With the latest bill addressing the removal of information from CCAP popping up this week, I thought it was worth reviewing a few of the other bills introduced in the past few months that sought to address the exact same problem, yet have gone nowhere.
These bills have had very little movement in the past few months, so it would be surprising to see any get passed before the current session ends in April. Combine that with the fact that Democrats are backing most of these, and it all but spells doom for these bills.
The bills introduced this session include:
AB253 and SB234 proses splitting the CCAP site into two: one where all the information stays, and one that doesn’t show information about criminal and certain civil cases where a defendant was acquitted. The bill got a public hearing in the Assembly’s Committee on Judiciary in September, though sponsor Evan Goyke, D-Milwaukee, said that day that he was going to heavily revamp the bill. He said he is working on a bill that addresses expungement proceedings, though it has yet to be introduced.
AB 520 would require court officials to remove information about a civil case from CCAP eight years after a judgment is paid in full. Nobody has taken any action on the bill since it was introduced in November.
AB524 and SB402, which deals with expunging criminal convictions if the defendants was the victim of human trafficking. The bill, put forth by Democrats, has stalled in the Republican-controlled judiciary committee, where it hasn’t been given a hearing.
I’ll be following the current proposal, which is being circulated by state Sen. Glenn Grothman, R-West Bend, and Rep. Mary Czaja, R-Irma.
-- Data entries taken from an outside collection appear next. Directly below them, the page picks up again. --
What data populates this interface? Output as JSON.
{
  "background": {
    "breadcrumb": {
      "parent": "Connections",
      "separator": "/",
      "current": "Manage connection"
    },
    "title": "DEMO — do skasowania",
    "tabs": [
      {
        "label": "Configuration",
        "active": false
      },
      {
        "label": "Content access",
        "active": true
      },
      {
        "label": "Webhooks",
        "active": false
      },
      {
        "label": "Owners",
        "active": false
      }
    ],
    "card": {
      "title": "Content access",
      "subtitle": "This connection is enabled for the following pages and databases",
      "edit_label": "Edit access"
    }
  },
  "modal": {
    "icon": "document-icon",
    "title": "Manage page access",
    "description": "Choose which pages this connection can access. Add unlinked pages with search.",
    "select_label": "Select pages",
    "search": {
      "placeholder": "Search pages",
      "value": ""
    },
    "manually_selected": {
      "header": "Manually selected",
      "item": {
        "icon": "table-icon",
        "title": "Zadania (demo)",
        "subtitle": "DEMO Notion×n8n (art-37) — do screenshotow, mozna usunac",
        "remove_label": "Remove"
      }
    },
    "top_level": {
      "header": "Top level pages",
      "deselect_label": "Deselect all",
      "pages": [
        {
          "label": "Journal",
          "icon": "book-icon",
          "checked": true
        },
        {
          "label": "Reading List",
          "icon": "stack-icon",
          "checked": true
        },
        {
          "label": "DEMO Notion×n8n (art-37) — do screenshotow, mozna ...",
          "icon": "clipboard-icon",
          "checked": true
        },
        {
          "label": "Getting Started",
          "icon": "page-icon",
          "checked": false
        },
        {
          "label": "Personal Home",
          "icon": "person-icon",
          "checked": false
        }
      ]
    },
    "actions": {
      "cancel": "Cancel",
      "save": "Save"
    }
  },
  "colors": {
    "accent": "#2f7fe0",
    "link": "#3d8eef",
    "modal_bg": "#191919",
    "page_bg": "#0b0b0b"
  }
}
Maybe their bill, which is supported by Assembly Speaker Robin Vos, R-Burlington, will have better luck.